[Instructions for the task] Search the entries for lines that contain the word "JSON", and report each one found.

[Records to process]
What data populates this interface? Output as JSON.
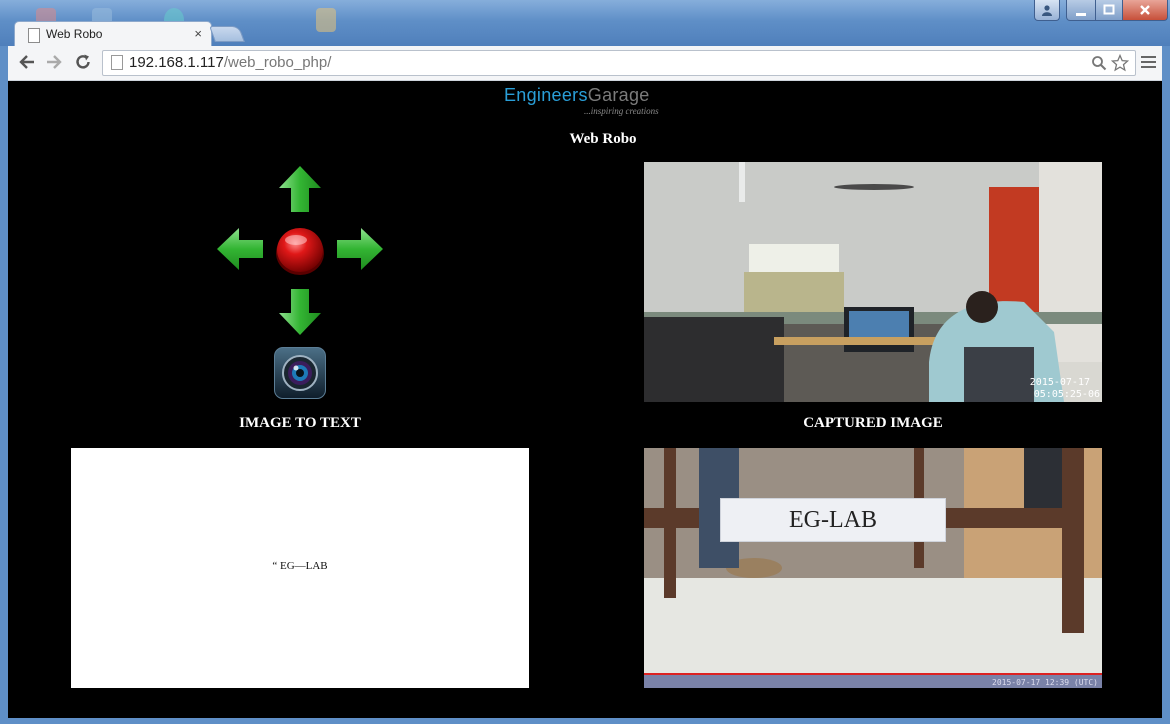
{
  "browser": {
    "tab_title": "Web Robo",
    "tab_close": "×",
    "url_host": "192.168.1.117",
    "url_path": "/web_robo_php/"
  },
  "page": {
    "logo": {
      "part1": "Engineers",
      "part2": "Garage",
      "tagline": "...inspiring creations"
    },
    "title": "Web Robo",
    "image_to_text_label": "IMAGE TO TEXT",
    "captured_image_label": "CAPTURED IMAGE",
    "ocr_text": "“ EG—LAB",
    "live_feed": {
      "date": "2015-07-17",
      "time": "05:05:25-06"
    },
    "captured": {
      "sign_text": "EG-LAB",
      "footer": "2015-07-17 12:39 (UTC)"
    }
  },
  "colors": {
    "arrow_green": "#3cbf3c",
    "stop_red": "#d41010",
    "logo_blue": "#2a9fd8",
    "page_background": "#000000"
  },
  "icons": [
    "back-icon",
    "forward-icon",
    "reload-icon",
    "page-icon",
    "search-icon",
    "star-icon",
    "menu-icon",
    "arrow-up-icon",
    "arrow-down-icon",
    "arrow-left-icon",
    "arrow-right-icon",
    "stop-icon",
    "camera-icon"
  ]
}
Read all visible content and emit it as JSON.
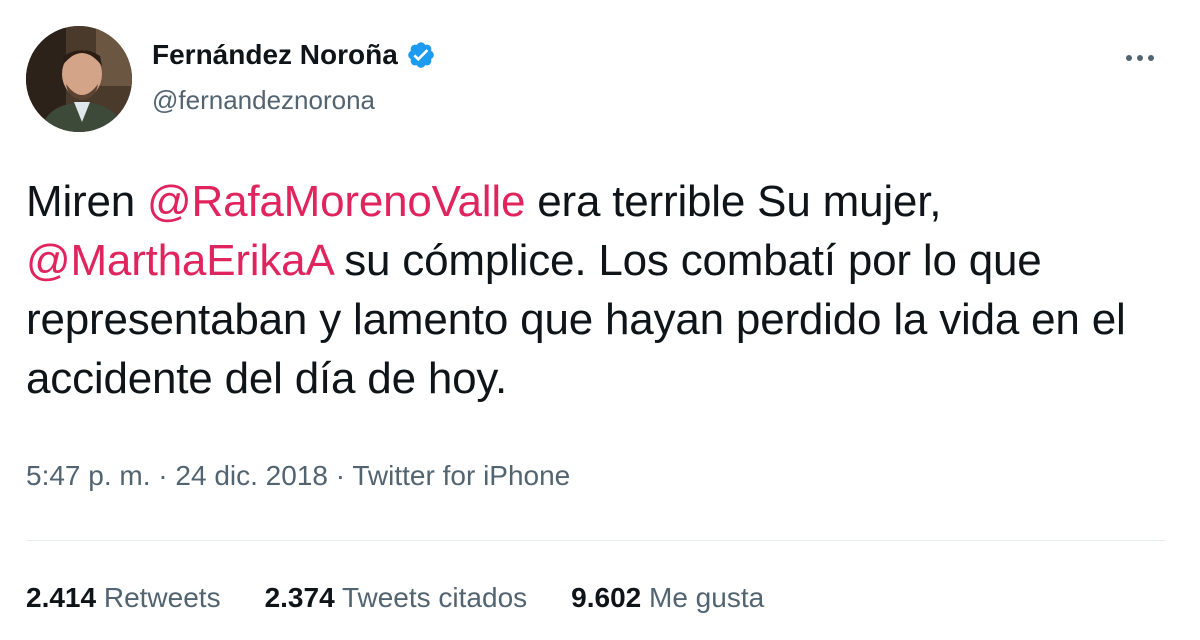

[Solution to this exercise]
What data populates this interface? Output as JSON.
Read all visible content and emit it as JSON.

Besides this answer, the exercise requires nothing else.